A male dog will be fertile from around the 6-month mark and will reach sexual maturity between 12 and 15 months. The male is then able to produce off-spring until old age, although of course, this might not be the best idea.
A female will be able to conceive throughout her life although as she gets older, her cycles will be separated by longer lengths. After around the age of 7, the female will most likely have smaller litters and it is relatively common for problems to occur from this point. For these reasons, using a female dog to mate after this age is not recommended.
Is The Siberian Husky Different From Other Dogs?
Oh, the Siberian Husky is different in so many ways, any owner will tell you that! They are a breed that is like no other and the requirements they will put on their owner will test their dedication to the limit.
They may be one of the most difficult breeds of dog to own but they are also one of the most fun-loving, adventurous, cheeky breeds and if you’re prepared for what they have in store for you, you’ll never look at another breed again.
However, in the context of this article, we want to know if the Siberian Husky is unlike other breeds of dog as far as being able to get pregnant at an older age. The only answer I can give you is that the Husky is the same as some breeds and different from others!
It would be nice to be able to tell you that the Husky is unique in such a way as it would probably make for better reading but we won’t step away from the facts. All dogs have limitations to how many litters they can reasonably produce and with age comes
So, just because you have a Siberian Husky (which does admittedly make you a bit special) doesn’t mean that different rules apply! The general rule is that unless you are breeding dogs then they should be neutered, more on this next.
How Do We Stop The Husky From Getting Pregnant?
It might seem a bit of an obvious question but it’s an important one and until dogs get the hang of contraception then we’re going to have to help them take care of this… It’s down to the owner to make sure that their Husky can’t have little Huskies and to do that we need to get them spayed!
Firstly, if you’re wondering whether you should get your Husky spayed or not – you should. In fact, there are many reasons why you should spay your Siberian Husky and really, no good reasons not to.
Let me give you an example – after a female has been spayed the chances of her getting certain types of cancer later in life is drastically reduced, actually her chances are practically eliminated. Similar to this with male huskies, some types of cancer (including prostate cancer) are dramatically reduced by neutering.

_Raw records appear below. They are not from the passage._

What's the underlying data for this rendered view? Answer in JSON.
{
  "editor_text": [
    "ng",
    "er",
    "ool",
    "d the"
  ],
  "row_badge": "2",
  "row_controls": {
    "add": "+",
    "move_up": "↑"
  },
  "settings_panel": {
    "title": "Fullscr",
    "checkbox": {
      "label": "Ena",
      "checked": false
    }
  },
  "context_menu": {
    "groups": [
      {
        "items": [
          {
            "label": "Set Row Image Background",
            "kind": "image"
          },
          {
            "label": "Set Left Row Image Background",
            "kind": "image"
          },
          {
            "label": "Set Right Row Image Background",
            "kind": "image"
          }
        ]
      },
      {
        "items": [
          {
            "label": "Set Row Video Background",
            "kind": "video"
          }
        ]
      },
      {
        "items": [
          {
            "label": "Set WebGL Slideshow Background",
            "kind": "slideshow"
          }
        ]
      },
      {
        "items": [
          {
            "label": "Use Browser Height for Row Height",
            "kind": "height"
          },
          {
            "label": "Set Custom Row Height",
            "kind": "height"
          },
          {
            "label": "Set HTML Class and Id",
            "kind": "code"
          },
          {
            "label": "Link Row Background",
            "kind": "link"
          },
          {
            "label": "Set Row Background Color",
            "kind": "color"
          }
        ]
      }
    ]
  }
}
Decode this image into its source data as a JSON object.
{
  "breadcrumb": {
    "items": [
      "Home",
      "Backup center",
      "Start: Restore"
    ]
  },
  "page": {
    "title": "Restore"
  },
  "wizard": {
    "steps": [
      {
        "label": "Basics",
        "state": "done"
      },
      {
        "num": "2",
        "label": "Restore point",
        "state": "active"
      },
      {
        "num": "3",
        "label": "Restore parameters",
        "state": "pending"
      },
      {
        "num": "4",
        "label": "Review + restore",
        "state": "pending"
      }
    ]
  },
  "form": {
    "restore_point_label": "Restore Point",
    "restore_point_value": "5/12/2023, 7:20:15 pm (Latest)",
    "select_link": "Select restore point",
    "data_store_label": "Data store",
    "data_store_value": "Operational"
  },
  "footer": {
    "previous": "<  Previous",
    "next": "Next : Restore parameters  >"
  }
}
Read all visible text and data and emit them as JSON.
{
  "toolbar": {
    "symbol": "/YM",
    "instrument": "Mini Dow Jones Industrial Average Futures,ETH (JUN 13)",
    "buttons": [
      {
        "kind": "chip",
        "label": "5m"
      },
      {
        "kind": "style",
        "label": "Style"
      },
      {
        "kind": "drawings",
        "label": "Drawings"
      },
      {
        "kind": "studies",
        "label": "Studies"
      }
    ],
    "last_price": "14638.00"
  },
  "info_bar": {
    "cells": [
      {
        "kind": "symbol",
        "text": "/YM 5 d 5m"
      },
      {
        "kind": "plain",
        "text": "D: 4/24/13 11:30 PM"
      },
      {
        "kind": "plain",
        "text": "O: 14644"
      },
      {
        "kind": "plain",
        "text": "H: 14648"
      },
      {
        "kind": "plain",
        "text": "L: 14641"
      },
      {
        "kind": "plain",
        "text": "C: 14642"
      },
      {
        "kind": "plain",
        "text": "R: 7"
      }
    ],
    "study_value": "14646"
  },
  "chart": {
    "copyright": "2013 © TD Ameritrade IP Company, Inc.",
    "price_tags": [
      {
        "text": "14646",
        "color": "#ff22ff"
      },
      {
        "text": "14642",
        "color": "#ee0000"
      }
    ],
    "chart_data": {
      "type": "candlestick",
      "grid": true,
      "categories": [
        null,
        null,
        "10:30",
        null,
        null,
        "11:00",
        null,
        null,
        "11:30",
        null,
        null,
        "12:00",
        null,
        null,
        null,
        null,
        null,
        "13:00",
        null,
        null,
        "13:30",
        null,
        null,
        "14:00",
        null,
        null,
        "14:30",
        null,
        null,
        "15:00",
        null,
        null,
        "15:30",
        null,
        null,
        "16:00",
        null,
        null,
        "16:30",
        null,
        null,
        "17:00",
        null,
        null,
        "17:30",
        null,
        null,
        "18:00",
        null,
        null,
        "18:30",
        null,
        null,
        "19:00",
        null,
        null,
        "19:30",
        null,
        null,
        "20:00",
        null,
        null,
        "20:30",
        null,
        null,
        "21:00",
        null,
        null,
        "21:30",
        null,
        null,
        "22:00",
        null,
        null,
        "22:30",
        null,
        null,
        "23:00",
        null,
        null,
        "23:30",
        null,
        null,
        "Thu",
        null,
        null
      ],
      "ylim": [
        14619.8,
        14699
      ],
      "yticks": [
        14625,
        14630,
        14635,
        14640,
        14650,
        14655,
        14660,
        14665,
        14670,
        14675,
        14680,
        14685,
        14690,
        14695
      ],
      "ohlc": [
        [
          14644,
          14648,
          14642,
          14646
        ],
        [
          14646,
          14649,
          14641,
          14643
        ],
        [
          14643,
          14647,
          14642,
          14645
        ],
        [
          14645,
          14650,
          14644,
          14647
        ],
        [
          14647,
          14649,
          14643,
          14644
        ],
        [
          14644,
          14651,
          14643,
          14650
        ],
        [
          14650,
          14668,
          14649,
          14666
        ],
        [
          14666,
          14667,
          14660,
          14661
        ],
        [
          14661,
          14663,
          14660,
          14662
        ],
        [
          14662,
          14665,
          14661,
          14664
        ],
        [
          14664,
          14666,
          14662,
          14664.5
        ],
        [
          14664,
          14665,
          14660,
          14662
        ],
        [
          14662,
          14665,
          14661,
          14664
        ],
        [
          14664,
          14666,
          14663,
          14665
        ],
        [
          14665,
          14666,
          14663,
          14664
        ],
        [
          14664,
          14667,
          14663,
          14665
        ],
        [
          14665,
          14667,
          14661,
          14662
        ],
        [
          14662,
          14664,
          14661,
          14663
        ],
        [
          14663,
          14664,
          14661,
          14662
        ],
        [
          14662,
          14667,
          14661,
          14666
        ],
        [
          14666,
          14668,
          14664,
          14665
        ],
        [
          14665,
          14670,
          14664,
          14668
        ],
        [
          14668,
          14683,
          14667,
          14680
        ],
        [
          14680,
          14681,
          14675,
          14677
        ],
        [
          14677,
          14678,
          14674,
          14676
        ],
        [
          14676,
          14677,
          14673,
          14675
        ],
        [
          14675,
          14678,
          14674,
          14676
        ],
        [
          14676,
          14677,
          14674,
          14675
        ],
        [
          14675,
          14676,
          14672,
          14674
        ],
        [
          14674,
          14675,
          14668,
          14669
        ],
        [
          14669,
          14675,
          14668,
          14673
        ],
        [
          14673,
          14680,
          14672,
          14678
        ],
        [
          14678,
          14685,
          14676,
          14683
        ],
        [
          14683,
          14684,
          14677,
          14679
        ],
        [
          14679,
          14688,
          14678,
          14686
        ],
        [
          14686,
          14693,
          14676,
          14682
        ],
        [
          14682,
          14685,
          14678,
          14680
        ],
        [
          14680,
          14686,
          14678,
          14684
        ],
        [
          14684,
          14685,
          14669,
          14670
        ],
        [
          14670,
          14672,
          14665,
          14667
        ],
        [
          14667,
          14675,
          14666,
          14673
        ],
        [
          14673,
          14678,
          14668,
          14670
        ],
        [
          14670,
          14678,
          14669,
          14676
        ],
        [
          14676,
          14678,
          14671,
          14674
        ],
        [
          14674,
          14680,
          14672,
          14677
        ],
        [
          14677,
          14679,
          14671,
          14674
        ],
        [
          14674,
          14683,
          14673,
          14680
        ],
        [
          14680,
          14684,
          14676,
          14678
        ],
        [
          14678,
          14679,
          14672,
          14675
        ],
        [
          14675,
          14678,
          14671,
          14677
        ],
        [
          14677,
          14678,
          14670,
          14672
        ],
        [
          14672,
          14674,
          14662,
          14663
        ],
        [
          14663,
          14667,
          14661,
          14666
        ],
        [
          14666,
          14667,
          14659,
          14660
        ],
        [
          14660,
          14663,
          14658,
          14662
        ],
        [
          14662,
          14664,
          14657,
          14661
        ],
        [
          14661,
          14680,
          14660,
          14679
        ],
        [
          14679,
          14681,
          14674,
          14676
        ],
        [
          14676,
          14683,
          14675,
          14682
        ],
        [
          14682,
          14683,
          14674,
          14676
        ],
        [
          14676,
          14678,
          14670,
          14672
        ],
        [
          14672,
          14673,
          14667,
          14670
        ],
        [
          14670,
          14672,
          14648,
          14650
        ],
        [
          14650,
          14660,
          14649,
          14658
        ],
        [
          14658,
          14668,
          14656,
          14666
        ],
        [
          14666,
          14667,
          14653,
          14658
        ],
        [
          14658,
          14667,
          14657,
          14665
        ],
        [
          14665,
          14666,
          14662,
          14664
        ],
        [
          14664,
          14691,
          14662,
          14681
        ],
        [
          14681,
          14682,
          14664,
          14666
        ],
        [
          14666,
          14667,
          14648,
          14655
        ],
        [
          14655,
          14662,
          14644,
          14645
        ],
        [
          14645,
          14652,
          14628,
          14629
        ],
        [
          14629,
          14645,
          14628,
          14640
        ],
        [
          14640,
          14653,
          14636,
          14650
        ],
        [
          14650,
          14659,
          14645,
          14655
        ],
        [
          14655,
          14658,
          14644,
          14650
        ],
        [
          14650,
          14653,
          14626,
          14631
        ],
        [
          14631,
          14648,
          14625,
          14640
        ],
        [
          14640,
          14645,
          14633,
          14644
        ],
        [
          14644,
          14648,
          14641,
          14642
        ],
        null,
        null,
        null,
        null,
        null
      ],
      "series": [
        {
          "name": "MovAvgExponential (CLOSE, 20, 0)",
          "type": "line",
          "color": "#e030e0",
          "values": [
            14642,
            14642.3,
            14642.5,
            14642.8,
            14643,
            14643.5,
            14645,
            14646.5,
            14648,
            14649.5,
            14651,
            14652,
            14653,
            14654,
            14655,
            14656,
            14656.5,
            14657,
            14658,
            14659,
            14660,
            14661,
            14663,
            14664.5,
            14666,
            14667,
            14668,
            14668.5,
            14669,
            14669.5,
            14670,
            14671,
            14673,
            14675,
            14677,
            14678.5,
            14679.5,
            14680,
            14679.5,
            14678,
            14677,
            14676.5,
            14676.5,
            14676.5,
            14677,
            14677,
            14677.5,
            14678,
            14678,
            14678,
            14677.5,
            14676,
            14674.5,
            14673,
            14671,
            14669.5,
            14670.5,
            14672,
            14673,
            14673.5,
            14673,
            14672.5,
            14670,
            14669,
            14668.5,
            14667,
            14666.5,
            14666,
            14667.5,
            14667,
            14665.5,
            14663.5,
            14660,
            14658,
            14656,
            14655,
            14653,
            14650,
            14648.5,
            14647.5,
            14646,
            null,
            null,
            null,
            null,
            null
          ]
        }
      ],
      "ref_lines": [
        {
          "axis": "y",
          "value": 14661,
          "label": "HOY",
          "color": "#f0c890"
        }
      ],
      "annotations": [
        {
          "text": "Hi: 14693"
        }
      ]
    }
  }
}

There are other advantages and you will most likely see an improvement in their behavior. They will be less likely to howl than they did before and although you will never be able to eliminate their desire to run off totally, they will be less likely to after being neutered.
So, in summary – there isn’t really much room for debate about this. The Siberian Husky should be neutered or spayed and if you obtain an older one from a rescue center and they haven’t as yet been neutered or spayed, then get it done.
If you’re wondering exactly when you should get a husky spayed or neutered, consult your vet. Most seem to have the procedure between 6 and 12 months, however, that doesn’t necessarily mean you can’t get it done at a later age. Of course, getting any surgical procedure performed at a later age comes with a higher risk, so this is something you need to consider.
Hopefully, this article has made it clear that although the Siberian Husky can indeed become pregnant throughout its life, it is not recommended and after they reach about 7 years old it can become too risky to do so. The ideal age for a Husky to become pregnant and deliver a healthy litter without adding unnecessary health risks is between the age of 3 to 5 years.
If you’d like to know more about this fantastic breed then do check out my Complete Guide to the Siberian Husky. Not only does it contain pretty much everything you could ever want to know about this fantastic breed but it includes several pictures of the best looking Huskies around, just in-case you’re interested!